Yeah, no, of course he can. Rick suggests that he’s going to make the boyfriends sleep separately, even though Eric has a broken ankle and Aaron has pretty much proved beyond a shadow of a doubt that he doesn’t intend to kill them. But Rick has already been losing ground as a leader, and he loses some more here, as Glenn steps in and is basically like, Yo, Rick, maybe let’s not be complete dicks about absolutely everything?
By the time day breaks the next morning, there’s no longer any question about whether the survivors will follow Aaron (or where they’re following him to: He reveals that they’re headed for Alexandria, Virginia.) One by one, they find hope. They believe that this place will heal their souls. It might even heal their bodies, too; as Aaron tells Noah, their community includes a gifted surgeon who might restore his leg. And when Abraham looks out the window and sees the Washington Monument—even knowing now that there was never a mission, never a cure—the sight of the spire rising skyward fulfills him all the same. He looks at the dashboard, where a warning light has come on, and says, confidently, “We can make it.”

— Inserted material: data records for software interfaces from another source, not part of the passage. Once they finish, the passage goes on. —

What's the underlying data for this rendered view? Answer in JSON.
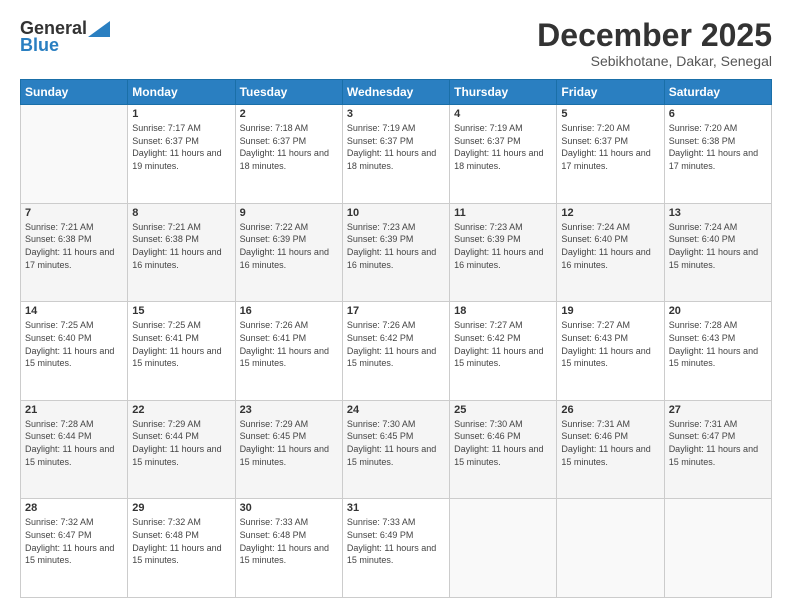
{
  "header": {
    "logo_general": "General",
    "logo_blue": "Blue",
    "month_title": "December 2025",
    "location": "Sebikhotane, Dakar, Senegal"
  },
  "days_of_week": [
    "Sunday",
    "Monday",
    "Tuesday",
    "Wednesday",
    "Thursday",
    "Friday",
    "Saturday"
  ],
  "weeks": [
    [
      {
        "num": "",
        "sunrise": "",
        "sunset": "",
        "daylight": ""
      },
      {
        "num": "1",
        "sunrise": "Sunrise: 7:17 AM",
        "sunset": "Sunset: 6:37 PM",
        "daylight": "Daylight: 11 hours and 19 minutes."
      },
      {
        "num": "2",
        "sunrise": "Sunrise: 7:18 AM",
        "sunset": "Sunset: 6:37 PM",
        "daylight": "Daylight: 11 hours and 18 minutes."
      },
      {
        "num": "3",
        "sunrise": "Sunrise: 7:19 AM",
        "sunset": "Sunset: 6:37 PM",
        "daylight": "Daylight: 11 hours and 18 minutes."
      },
      {
        "num": "4",
        "sunrise": "Sunrise: 7:19 AM",
        "sunset": "Sunset: 6:37 PM",
        "daylight": "Daylight: 11 hours and 18 minutes."
      },
      {
        "num": "5",
        "sunrise": "Sunrise: 7:20 AM",
        "sunset": "Sunset: 6:37 PM",
        "daylight": "Daylight: 11 hours and 17 minutes."
      },
      {
        "num": "6",
        "sunrise": "Sunrise: 7:20 AM",
        "sunset": "Sunset: 6:38 PM",
        "daylight": "Daylight: 11 hours and 17 minutes."
      }
    ],
    [
      {
        "num": "7",
        "sunrise": "Sunrise: 7:21 AM",
        "sunset": "Sunset: 6:38 PM",
        "daylight": "Daylight: 11 hours and 17 minutes."
      },
      {
        "num": "8",
        "sunrise": "Sunrise: 7:21 AM",
        "sunset": "Sunset: 6:38 PM",
        "daylight": "Daylight: 11 hours and 16 minutes."
      },
      {
        "num": "9",
        "sunrise": "Sunrise: 7:22 AM",
        "sunset": "Sunset: 6:39 PM",
        "daylight": "Daylight: 11 hours and 16 minutes."
      },
      {
        "num": "10",
        "sunrise": "Sunrise: 7:23 AM",
        "sunset": "Sunset: 6:39 PM",
        "daylight": "Daylight: 11 hours and 16 minutes."
      },
      {
        "num": "11",
        "sunrise": "Sunrise: 7:23 AM",
        "sunset": "Sunset: 6:39 PM",
        "daylight": "Daylight: 11 hours and 16 minutes."
      },
      {
        "num": "12",
        "sunrise": "Sunrise: 7:24 AM",
        "sunset": "Sunset: 6:40 PM",
        "daylight": "Daylight: 11 hours and 16 minutes."
      },
      {
        "num": "13",
        "sunrise": "Sunrise: 7:24 AM",
        "sunset": "Sunset: 6:40 PM",
        "daylight": "Daylight: 11 hours and 15 minutes."
      }
    ],
    [
      {
        "num": "14",
        "sunrise": "Sunrise: 7:25 AM",
        "sunset": "Sunset: 6:40 PM",
        "daylight": "Daylight: 11 hours and 15 minutes."
      },
      {
        "num": "15",
        "sunrise": "Sunrise: 7:25 AM",
        "sunset": "Sunset: 6:41 PM",
        "daylight": "Daylight: 11 hours and 15 minutes."
      },
      {
        "num": "16",
        "sunrise": "Sunrise: 7:26 AM",
        "sunset": "Sunset: 6:41 PM",
        "daylight": "Daylight: 11 hours and 15 minutes."
      },
      {
        "num": "17",
        "sunrise": "Sunrise: 7:26 AM",
        "sunset": "Sunset: 6:42 PM",
        "daylight": "Daylight: 11 hours and 15 minutes."
      },
      {
        "num": "18",
        "sunrise": "Sunrise: 7:27 AM",
        "sunset": "Sunset: 6:42 PM",
        "daylight": "Daylight: 11 hours and 15 minutes."
      },
      {
        "num": "19",
        "sunrise": "Sunrise: 7:27 AM",
        "sunset": "Sunset: 6:43 PM",
        "daylight": "Daylight: 11 hours and 15 minutes."
      },
      {
        "num": "20",
        "sunrise": "Sunrise: 7:28 AM",
        "sunset": "Sunset: 6:43 PM",
        "daylight": "Daylight: 11 hours and 15 minutes."
      }
    ],
    [
      {
        "num": "21",
        "sunrise": "Sunrise: 7:28 AM",
        "sunset": "Sunset: 6:44 PM",
        "daylight": "Daylight: 11 hours and 15 minutes."
      },
      {
        "num": "22",
        "sunrise": "Sunrise: 7:29 AM",
        "sunset": "Sunset: 6:44 PM",
        "daylight": "Daylight: 11 hours and 15 minutes."
      },
      {
        "num": "23",
        "sunrise": "Sunrise: 7:29 AM",
        "sunset": "Sunset: 6:45 PM",
        "daylight": "Daylight: 11 hours and 15 minutes."
      },
      {
        "num": "24",
        "sunrise": "Sunrise: 7:30 AM",
        "sunset": "Sunset: 6:45 PM",
        "daylight": "Daylight: 11 hours and 15 minutes."
      },
      {
        "num": "25",
        "sunrise": "Sunrise: 7:30 AM",
        "sunset": "Sunset: 6:46 PM",
        "daylight": "Daylight: 11 hours and 15 minutes."
      },
      {
        "num": "26",
        "sunrise": "Sunrise: 7:31 AM",
        "sunset": "Sunset: 6:46 PM",
        "daylight": "Daylight: 11 hours and 15 minutes."
      },
      {
        "num": "27",
        "sunrise": "Sunrise: 7:31 AM",
        "sunset": "Sunset: 6:47 PM",
        "daylight": "Daylight: 11 hours and 15 minutes."
      }
    ],
    [
      {
        "num": "28",
        "sunrise": "Sunrise: 7:32 AM",
        "sunset": "Sunset: 6:47 PM",
        "daylight": "Daylight: 11 hours and 15 minutes."
      },
      {
        "num": "29",
        "sunrise": "Sunrise: 7:32 AM",
        "sunset": "Sunset: 6:48 PM",
        "daylight": "Daylight: 11 hours and 15 minutes."
      },
      {
        "num": "30",
        "sunrise": "Sunrise: 7:33 AM",
        "sunset": "Sunset: 6:48 PM",
        "daylight": "Daylight: 11 hours and 15 minutes."
      },
      {
        "num": "31",
        "sunrise": "Sunrise: 7:33 AM",
        "sunset": "Sunset: 6:49 PM",
        "daylight": "Daylight: 11 hours and 15 minutes."
      },
      {
        "num": "",
        "sunrise": "",
        "sunset": "",
        "daylight": ""
      },
      {
        "num": "",
        "sunrise": "",
        "sunset": "",
        "daylight": ""
      },
      {
        "num": "",
        "sunrise": "",
        "sunset": "",
        "daylight": ""
      }
    ]
  ]
}
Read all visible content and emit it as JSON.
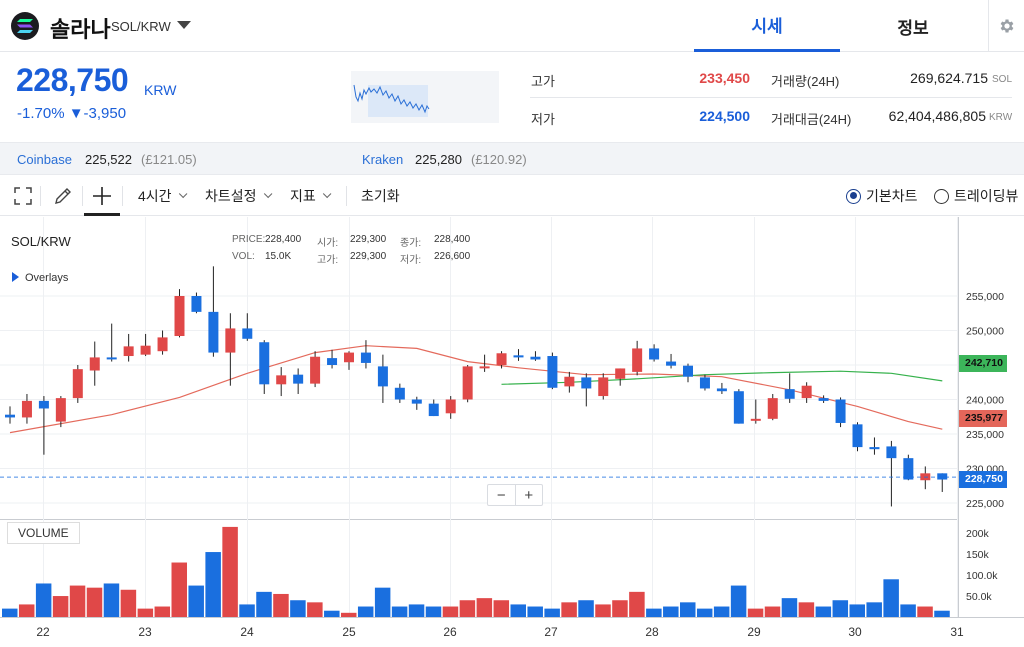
{
  "header": {
    "coin_name": "솔라나",
    "pair": "SOL/KRW",
    "tabs": [
      {
        "label": "시세"
      },
      {
        "label": "정보"
      }
    ]
  },
  "price": {
    "current": "228,750",
    "unit": "KRW",
    "change": "-1.70% ▼-3,950",
    "stats": {
      "high_label": "고가",
      "high_value": "233,450",
      "low_label": "저가",
      "low_value": "224,500",
      "volume_label": "거래량(24H)",
      "volume_value": "269,624.715",
      "volume_unit": "SOL",
      "amount_label": "거래대금(24H)",
      "amount_value": "62,404,486,805",
      "amount_unit": "KRW"
    }
  },
  "exchanges": [
    {
      "name": "Coinbase",
      "price": "225,522",
      "sub": "(£121.05)"
    },
    {
      "name": "Kraken",
      "price": "225,280",
      "sub": "(£120.92)"
    }
  ],
  "toolbar": {
    "interval": "4시간",
    "chart_settings": "차트설정",
    "indicators": "지표",
    "reset": "초기화",
    "view_basic": "기본차트",
    "view_tradingview": "트레이딩뷰"
  },
  "chart": {
    "symbol": "SOL/KRW",
    "overlays_label": "Overlays",
    "volume_label": "VOLUME",
    "ohlc": {
      "price_label": "PRICE:",
      "price": "228,400",
      "open_label": "시가:",
      "open": "229,300",
      "close_label": "종가:",
      "close": "228,400",
      "vol_label": "VOL:",
      "vol": "15.0K",
      "high_label": "고가:",
      "high": "229,300",
      "low_label": "저가:",
      "low": "226,600"
    },
    "tags": {
      "ma_green": "242,710",
      "ma_red": "235,977",
      "last": "228,750"
    },
    "colors": {
      "up": "#e04848",
      "down": "#1a6fdf",
      "ma_red": "#e46a5c",
      "ma_green": "#37b24d"
    }
  },
  "chart_data": {
    "type": "candlestick",
    "x_tick_labels": [
      "22",
      "23",
      "24",
      "25",
      "26",
      "27",
      "28",
      "29",
      "30",
      "31"
    ],
    "y_tick_labels": [
      "255,000",
      "250,000",
      "245,000",
      "240,000",
      "235,000",
      "230,000",
      "225,000"
    ],
    "y_range": [
      223000,
      259000
    ],
    "volume_tick_labels": [
      "200k",
      "150k",
      "100.0k",
      "50.0k"
    ],
    "volume_range": [
      0,
      220000
    ],
    "candles": [
      {
        "o": 237800,
        "h": 239000,
        "l": 236500,
        "c": 237400,
        "v": 20000
      },
      {
        "o": 237400,
        "h": 240800,
        "l": 236500,
        "c": 239800,
        "v": 30000
      },
      {
        "o": 239800,
        "h": 240500,
        "l": 232000,
        "c": 238700,
        "v": 80000
      },
      {
        "o": 236800,
        "h": 240500,
        "l": 236000,
        "c": 240200,
        "v": 50000
      },
      {
        "o": 240200,
        "h": 245000,
        "l": 239500,
        "c": 244400,
        "v": 75000
      },
      {
        "o": 244200,
        "h": 248400,
        "l": 242000,
        "c": 246100,
        "v": 70000
      },
      {
        "o": 246100,
        "h": 251000,
        "l": 245500,
        "c": 246000,
        "v": 80000
      },
      {
        "o": 246300,
        "h": 249500,
        "l": 245500,
        "c": 247700,
        "v": 65000
      },
      {
        "o": 246500,
        "h": 249500,
        "l": 246300,
        "c": 247800,
        "v": 20000
      },
      {
        "o": 247000,
        "h": 250000,
        "l": 246500,
        "c": 249000,
        "v": 25000
      },
      {
        "o": 249200,
        "h": 256000,
        "l": 249000,
        "c": 255000,
        "v": 130000
      },
      {
        "o": 255000,
        "h": 255500,
        "l": 252500,
        "c": 252700,
        "v": 75000
      },
      {
        "o": 252700,
        "h": 259300,
        "l": 246200,
        "c": 246800,
        "v": 155000
      },
      {
        "o": 246800,
        "h": 252500,
        "l": 242000,
        "c": 250300,
        "v": 215000
      },
      {
        "o": 250300,
        "h": 252500,
        "l": 248500,
        "c": 248800,
        "v": 30000
      },
      {
        "o": 248300,
        "h": 248600,
        "l": 240800,
        "c": 242200,
        "v": 60000
      },
      {
        "o": 242200,
        "h": 244700,
        "l": 240500,
        "c": 243500,
        "v": 55000
      },
      {
        "o": 243600,
        "h": 244500,
        "l": 240800,
        "c": 242300,
        "v": 40000
      },
      {
        "o": 242300,
        "h": 247000,
        "l": 241800,
        "c": 246200,
        "v": 35000
      },
      {
        "o": 246000,
        "h": 247200,
        "l": 244500,
        "c": 245000,
        "v": 15000
      },
      {
        "o": 245400,
        "h": 247000,
        "l": 244300,
        "c": 246800,
        "v": 10000
      },
      {
        "o": 246800,
        "h": 248600,
        "l": 244500,
        "c": 245300,
        "v": 25000
      },
      {
        "o": 244800,
        "h": 246500,
        "l": 239500,
        "c": 241900,
        "v": 70000
      },
      {
        "o": 241700,
        "h": 242300,
        "l": 239500,
        "c": 240000,
        "v": 25000
      },
      {
        "o": 240000,
        "h": 240400,
        "l": 238500,
        "c": 239400,
        "v": 30000
      },
      {
        "o": 239400,
        "h": 240000,
        "l": 237600,
        "c": 237600,
        "v": 25000
      },
      {
        "o": 238000,
        "h": 240500,
        "l": 237200,
        "c": 240000,
        "v": 25000
      },
      {
        "o": 240000,
        "h": 245000,
        "l": 239600,
        "c": 244800,
        "v": 40000
      },
      {
        "o": 244600,
        "h": 246500,
        "l": 244000,
        "c": 244800,
        "v": 45000
      },
      {
        "o": 245000,
        "h": 247000,
        "l": 244500,
        "c": 246700,
        "v": 40000
      },
      {
        "o": 246400,
        "h": 247300,
        "l": 245600,
        "c": 246100,
        "v": 30000
      },
      {
        "o": 246200,
        "h": 247000,
        "l": 245600,
        "c": 245800,
        "v": 25000
      },
      {
        "o": 246300,
        "h": 246800,
        "l": 241500,
        "c": 241700,
        "v": 20000
      },
      {
        "o": 241900,
        "h": 244000,
        "l": 241000,
        "c": 243300,
        "v": 35000
      },
      {
        "o": 243200,
        "h": 243800,
        "l": 239000,
        "c": 241600,
        "v": 40000
      },
      {
        "o": 240500,
        "h": 243800,
        "l": 240000,
        "c": 243200,
        "v": 30000
      },
      {
        "o": 243000,
        "h": 244500,
        "l": 242000,
        "c": 244500,
        "v": 40000
      },
      {
        "o": 244000,
        "h": 248500,
        "l": 243500,
        "c": 247400,
        "v": 60000
      },
      {
        "o": 247400,
        "h": 248000,
        "l": 245500,
        "c": 245800,
        "v": 20000
      },
      {
        "o": 245500,
        "h": 246600,
        "l": 244500,
        "c": 244900,
        "v": 25000
      },
      {
        "o": 244900,
        "h": 245200,
        "l": 242500,
        "c": 243300,
        "v": 35000
      },
      {
        "o": 243200,
        "h": 243600,
        "l": 241300,
        "c": 241600,
        "v": 20000
      },
      {
        "o": 241600,
        "h": 242400,
        "l": 240800,
        "c": 241200,
        "v": 25000
      },
      {
        "o": 241200,
        "h": 241500,
        "l": 236500,
        "c": 236500,
        "v": 75000
      },
      {
        "o": 237000,
        "h": 240000,
        "l": 236500,
        "c": 237200,
        "v": 20000
      },
      {
        "o": 237200,
        "h": 240800,
        "l": 237000,
        "c": 240200,
        "v": 25000
      },
      {
        "o": 241500,
        "h": 243800,
        "l": 239500,
        "c": 240100,
        "v": 45000
      },
      {
        "o": 240200,
        "h": 242500,
        "l": 239500,
        "c": 242000,
        "v": 35000
      },
      {
        "o": 240200,
        "h": 240600,
        "l": 239500,
        "c": 239800,
        "v": 25000
      },
      {
        "o": 240000,
        "h": 240300,
        "l": 236000,
        "c": 236600,
        "v": 40000
      },
      {
        "o": 236400,
        "h": 236700,
        "l": 232500,
        "c": 233100,
        "v": 30000
      },
      {
        "o": 233100,
        "h": 234500,
        "l": 232000,
        "c": 232800,
        "v": 35000
      },
      {
        "o": 233200,
        "h": 234000,
        "l": 224500,
        "c": 231500,
        "v": 90000
      },
      {
        "o": 231500,
        "h": 232000,
        "l": 228300,
        "c": 228400,
        "v": 30000
      },
      {
        "o": 228300,
        "h": 230300,
        "l": 227000,
        "c": 229300,
        "v": 25000
      },
      {
        "o": 229300,
        "h": 229300,
        "l": 226600,
        "c": 228400,
        "v": 15000
      }
    ],
    "ma_red": [
      [
        0,
        235200
      ],
      [
        6,
        237800
      ],
      [
        10,
        240300
      ],
      [
        14,
        243800
      ],
      [
        18,
        246800
      ],
      [
        21,
        247800
      ],
      [
        24,
        247400
      ],
      [
        27,
        245500
      ],
      [
        30,
        244600
      ],
      [
        34,
        243600
      ],
      [
        38,
        243700
      ],
      [
        42,
        243300
      ],
      [
        46,
        241400
      ],
      [
        50,
        239000
      ],
      [
        53,
        236800
      ],
      [
        55,
        235700
      ]
    ],
    "ma_green": [
      [
        29,
        242200
      ],
      [
        33,
        242500
      ],
      [
        37,
        243000
      ],
      [
        41,
        243600
      ],
      [
        45,
        243900
      ],
      [
        49,
        244100
      ],
      [
        52,
        243800
      ],
      [
        55,
        242700
      ]
    ]
  }
}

Abraham’s confidence was charming, but misplaced. The next shot is of everyone standing morosely next to the trailer, stalled on the side of the road. But this isn’t a setback: It’s more like a timeout, courtesy of the universe, so that Rick can finally face the demon that’s hounded him since the beginning of the end.
Because where the rest of the group believes that they’re almost home, Rick just can’t accept that “home” is a thing within reach. That was the dark truth underneath last week’s inspirational speech: That Rick didn’t actually believe that the time would ever come when they’d stop doing what they have to do—when they’d stop surviving and get to live. Perhaps, too, part of him doesn’t want it to stop. This is a man who has found his strength, his purpose, in making the journey and staying alive. What happens to that man when he reaches a destination? What sins will he have to confront, when he’s not struggling every day just to survive?
Michonne, who has made this journey herself, tells him it’s time to find out. She’s done it herself, already; she went from surviving alone, trusting no one, to becoming part of a family. For her, the journey ended outside the prison, holding a plastic basket full of formula for a baby she’d never met.
For Rick, it ends outside the gates of the closest thing this world has to a promised land, holding that baby in his arms. They wait together, a family assembled by circumstance and by choice, in the light of the setting sun. And what awaits them inside? We won’t find out until next week, but there’s hope in Rick’s eyes, and with good reason.
Earlier in this episode, he reminded Michonne of what they heard each time they approached a gate that held horrors inside: Nothing. Nothing as they entered Terminus; nothing as they stood outside the walls of Woodbury. There was no sound at all. But here, there is. It’s faint, but it’s there. From beyond the gate, you can hear children, laughing.